◆ WORK TASK
Please return every entry below exactly as written, without any of its pictures.

Data about app and page elements:
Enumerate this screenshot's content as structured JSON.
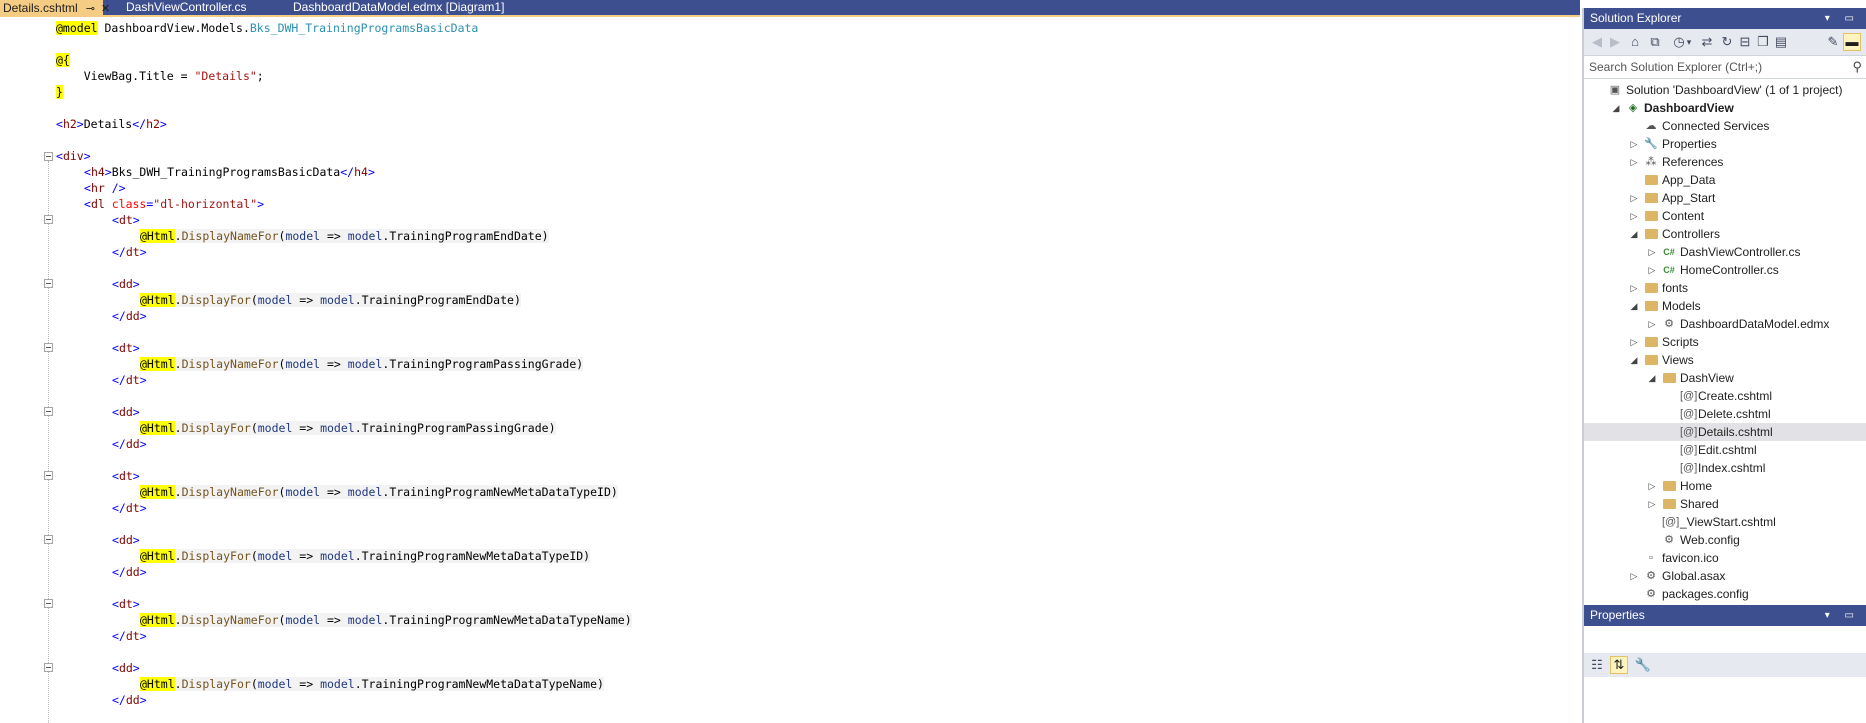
{
  "tabs": [
    {
      "label": "Details.cshtml",
      "active": true,
      "pin_icon": "⊸",
      "close_icon": "✕"
    },
    {
      "label": "DashViewController.cs",
      "active": false
    },
    {
      "label": "DashboardDataModel.edmx [Diagram1]",
      "active": false
    }
  ],
  "code": {
    "l1": {
      "razor": "@model",
      "ns": " DashboardView.Models.",
      "type": "Bks_DWH_TrainingProgramsBasicData"
    },
    "l2": {
      "razor": "@{"
    },
    "l3": {
      "a": "    ViewBag.Title = ",
      "str": "\"Details\"",
      "b": ";"
    },
    "l4": {
      "razor": "}"
    },
    "l5": {
      "open": "<",
      "tag": "h2",
      "close": ">",
      "text": "Details",
      "open2": "</",
      "tag2": "h2",
      "close2": ">"
    },
    "l6": {
      "open": "<",
      "tag": "div",
      "close": ">"
    },
    "l7": {
      "open": "<",
      "tag": "h4",
      "close": ">",
      "text": "Bks_DWH_TrainingProgramsBasicData",
      "open2": "</",
      "tag2": "h4",
      "close2": ">"
    },
    "l8": {
      "open": "<",
      "tag": "hr",
      "close": " />"
    },
    "l9": {
      "open": "<",
      "tag": "dl",
      "attr": " class",
      "eq": "=",
      "str": "\"dl-horizontal\"",
      "close": ">"
    },
    "dt_open": {
      "open": "<",
      "tag": "dt",
      "close": ">"
    },
    "dt_close": {
      "open": "</",
      "tag": "dt",
      "close": ">"
    },
    "dd_open": {
      "open": "<",
      "tag": "dd",
      "close": ">"
    },
    "dd_close": {
      "open": "</",
      "tag": "dd",
      "close": ">"
    },
    "html": "@Html",
    "dot": ".",
    "display_name_for": "DisplayNameFor",
    "display_for": "DisplayFor",
    "paren_open": "(",
    "param": "model",
    "arrow": " => ",
    "param2": "model",
    "props": [
      ".TrainingProgramEndDate)",
      ".TrainingProgramEndDate)",
      ".TrainingProgramPassingGrade)",
      ".TrainingProgramPassingGrade)",
      ".TrainingProgramNewMetaDataTypeID)",
      ".TrainingProgramNewMetaDataTypeID)",
      ".TrainingProgramNewMetaDataTypeName)",
      ".TrainingProgramNewMetaDataTypeName)"
    ]
  },
  "solution_explorer": {
    "title": "Solution Explorer",
    "title_buttons": "▾ ▭",
    "search_placeholder": "Search Solution Explorer (Ctrl+;)",
    "search_icon": "⚲",
    "toolbar": {
      "back": "◀",
      "forward": "▶",
      "home": "⌂",
      "vs": "⧉",
      "history": "◷",
      "history_arrow": "▾",
      "sync": "⇄",
      "refresh": "↻",
      "collapse": "⊟",
      "copy": "❐",
      "preview": "▤",
      "settings": "✎",
      "pin": "▬"
    },
    "tree": [
      {
        "label": "Solution 'DashboardView' (1 of 1 project)",
        "icon": "▣"
      },
      {
        "label": "DashboardView",
        "icon": "◈",
        "arrow": "◢"
      },
      {
        "label": "Connected Services",
        "icon": "☁"
      },
      {
        "label": "Properties",
        "icon": "🔧",
        "arrow": "▷"
      },
      {
        "label": "References",
        "icon": "⁂",
        "arrow": "▷"
      },
      {
        "label": "App_Data"
      },
      {
        "label": "App_Start",
        "arrow": "▷"
      },
      {
        "label": "Content",
        "arrow": "▷"
      },
      {
        "label": "Controllers",
        "arrow": "◢"
      },
      {
        "label": "DashViewController.cs",
        "icon": "C#",
        "arrow": "▷"
      },
      {
        "label": "HomeController.cs",
        "icon": "C#",
        "arrow": "▷"
      },
      {
        "label": "fonts",
        "arrow": "▷"
      },
      {
        "label": "Models",
        "arrow": "◢"
      },
      {
        "label": "DashboardDataModel.edmx",
        "icon": "⚙",
        "arrow": "▷"
      },
      {
        "label": "Scripts",
        "arrow": "▷"
      },
      {
        "label": "Views",
        "arrow": "◢"
      },
      {
        "label": "DashView",
        "arrow": "◢"
      },
      {
        "label": "Create.cshtml",
        "icon": "[@]"
      },
      {
        "label": "Delete.cshtml",
        "icon": "[@]"
      },
      {
        "label": "Details.cshtml",
        "icon": "[@]"
      },
      {
        "label": "Edit.cshtml",
        "icon": "[@]"
      },
      {
        "label": "Index.cshtml",
        "icon": "[@]"
      },
      {
        "label": "Home",
        "arrow": "▷"
      },
      {
        "label": "Shared",
        "arrow": "▷"
      },
      {
        "label": "_ViewStart.cshtml",
        "icon": "[@]"
      },
      {
        "label": "Web.config",
        "icon": "⚙"
      },
      {
        "label": "favicon.ico",
        "icon": "▫"
      },
      {
        "label": "Global.asax",
        "icon": "⚙",
        "arrow": "▷"
      },
      {
        "label": "packages.config",
        "icon": "⚙"
      }
    ]
  },
  "properties": {
    "title": "Properties",
    "title_buttons": "▾ ▭",
    "categorized": "☷",
    "alphabetical": "⇅",
    "property_pages": "🔧"
  }
}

◆ TASK RESULT
Enumerate this screenshot's content as structured JSON.
{
  "tabs": [
    {
      "label": "Details.cshtml",
      "active": true,
      "pin_icon": "⊸",
      "close_icon": "✕"
    },
    {
      "label": "DashViewController.cs",
      "active": false
    },
    {
      "label": "DashboardDataModel.edmx [Diagram1]",
      "active": false
    }
  ],
  "code": {
    "l1": {
      "razor": "@model",
      "ns": " DashboardView.Models.",
      "type": "Bks_DWH_TrainingProgramsBasicData"
    },
    "l2": {
      "razor": "@{"
    },
    "l3": {
      "a": "    ViewBag.Title = ",
      "str": "\"Details\"",
      "b": ";"
    },
    "l4": {
      "razor": "}"
    },
    "l5": {
      "open": "<",
      "tag": "h2",
      "close": ">",
      "text": "Details",
      "open2": "</",
      "tag2": "h2",
      "close2": ">"
    },
    "l6": {
      "open": "<",
      "tag": "div",
      "close": ">"
    },
    "l7": {
      "open": "<",
      "tag": "h4",
      "close": ">",
      "text": "Bks_DWH_TrainingProgramsBasicData",
      "open2": "</",
      "tag2": "h4",
      "close2": ">"
    },
    "l8": {
      "open": "<",
      "tag": "hr",
      "close": " />"
    },
    "l9": {
      "open": "<",
      "tag": "dl",
      "attr": " class",
      "eq": "=",
      "str": "\"dl-horizontal\"",
      "close": ">"
    },
    "dt_open": {
      "open": "<",
      "tag": "dt",
      "close": ">"
    },
    "dt_close": {
      "open": "</",
      "tag": "dt",
      "close": ">"
    },
    "dd_open": {
      "open": "<",
      "tag": "dd",
      "close": ">"
    },
    "dd_close": {
      "open": "</",
      "tag": "dd",
      "close": ">"
    },
    "html": "@Html",
    "dot": ".",
    "display_name_for": "DisplayNameFor",
    "display_for": "DisplayFor",
    "paren_open": "(",
    "param": "model",
    "arrow": " => ",
    "param2": "model",
    "props": [
      ".TrainingProgramEndDate)",
      ".TrainingProgramEndDate)",
      ".TrainingProgramPassingGrade)",
      ".TrainingProgramPassingGrade)",
      ".TrainingProgramNewMetaDataTypeID)",
      ".TrainingProgramNewMetaDataTypeID)",
      ".TrainingProgramNewMetaDataTypeName)",
      ".TrainingProgramNewMetaDataTypeName)"
    ]
  },
  "solution_explorer": {
    "title": "Solution Explorer",
    "title_buttons": "▾ ▭",
    "search_placeholder": "Search Solution Explorer (Ctrl+;)",
    "search_icon": "⚲",
    "toolbar": {
      "back": "◀",
      "forward": "▶",
      "home": "⌂",
      "vs": "⧉",
      "history": "◷",
      "history_arrow": "▾",
      "sync": "⇄",
      "refresh": "↻",
      "collapse": "⊟",
      "copy": "❐",
      "preview": "▤",
      "settings": "✎",
      "pin": "▬"
    },
    "tree": [
      {
        "label": "Solution 'DashboardView' (1 of 1 project)",
        "icon": "▣"
      },
      {
        "label": "DashboardView",
        "icon": "◈",
        "arrow": "◢"
      },
      {
        "label": "Connected Services",
        "icon": "☁"
      },
      {
        "label": "Properties",
        "icon": "🔧",
        "arrow": "▷"
      },
      {
        "label": "References",
        "icon": "⁂",
        "arrow": "▷"
      },
      {
        "label": "App_Data"
      },
      {
        "label": "App_Start",
        "arrow": "▷"
      },
      {
        "label": "Content",
        "arrow": "▷"
      },
      {
        "label": "Controllers",
        "arrow": "◢"
      },
      {
        "label": "DashViewController.cs",
        "icon": "C#",
        "arrow": "▷"
      },
      {
        "label": "HomeController.cs",
        "icon": "C#",
        "arrow": "▷"
      },
      {
        "label": "fonts",
        "arrow": "▷"
      },
      {
        "label": "Models",
        "arrow": "◢"
      },
      {
        "label": "DashboardDataModel.edmx",
        "icon": "⚙",
        "arrow": "▷"
      },
      {
        "label": "Scripts",
        "arrow": "▷"
      },
      {
        "label": "Views",
        "arrow": "◢"
      },
      {
        "label": "DashView",
        "arrow": "◢"
      },
      {
        "label": "Create.cshtml",
        "icon": "[@]"
      },
      {
        "label": "Delete.cshtml",
        "icon": "[@]"
      },
      {
        "label": "Details.cshtml",
        "icon": "[@]"
      },
      {
        "label": "Edit.cshtml",
        "icon": "[@]"
      },
      {
        "label": "Index.cshtml",
        "icon": "[@]"
      },
      {
        "label": "Home",
        "arrow": "▷"
      },
      {
        "label": "Shared",
        "arrow": "▷"
      },
      {
        "label": "_ViewStart.cshtml",
        "icon": "[@]"
      },
      {
        "label": "Web.config",
        "icon": "⚙"
      },
      {
        "label": "favicon.ico",
        "icon": "▫"
      },
      {
        "label": "Global.asax",
        "icon": "⚙",
        "arrow": "▷"
      },
      {
        "label": "packages.config",
        "icon": "⚙"
      }
    ]
  },
  "properties": {
    "title": "Properties",
    "title_buttons": "▾ ▭",
    "categorized": "☷",
    "alphabetical": "⇅",
    "property_pages": "🔧"
  }
}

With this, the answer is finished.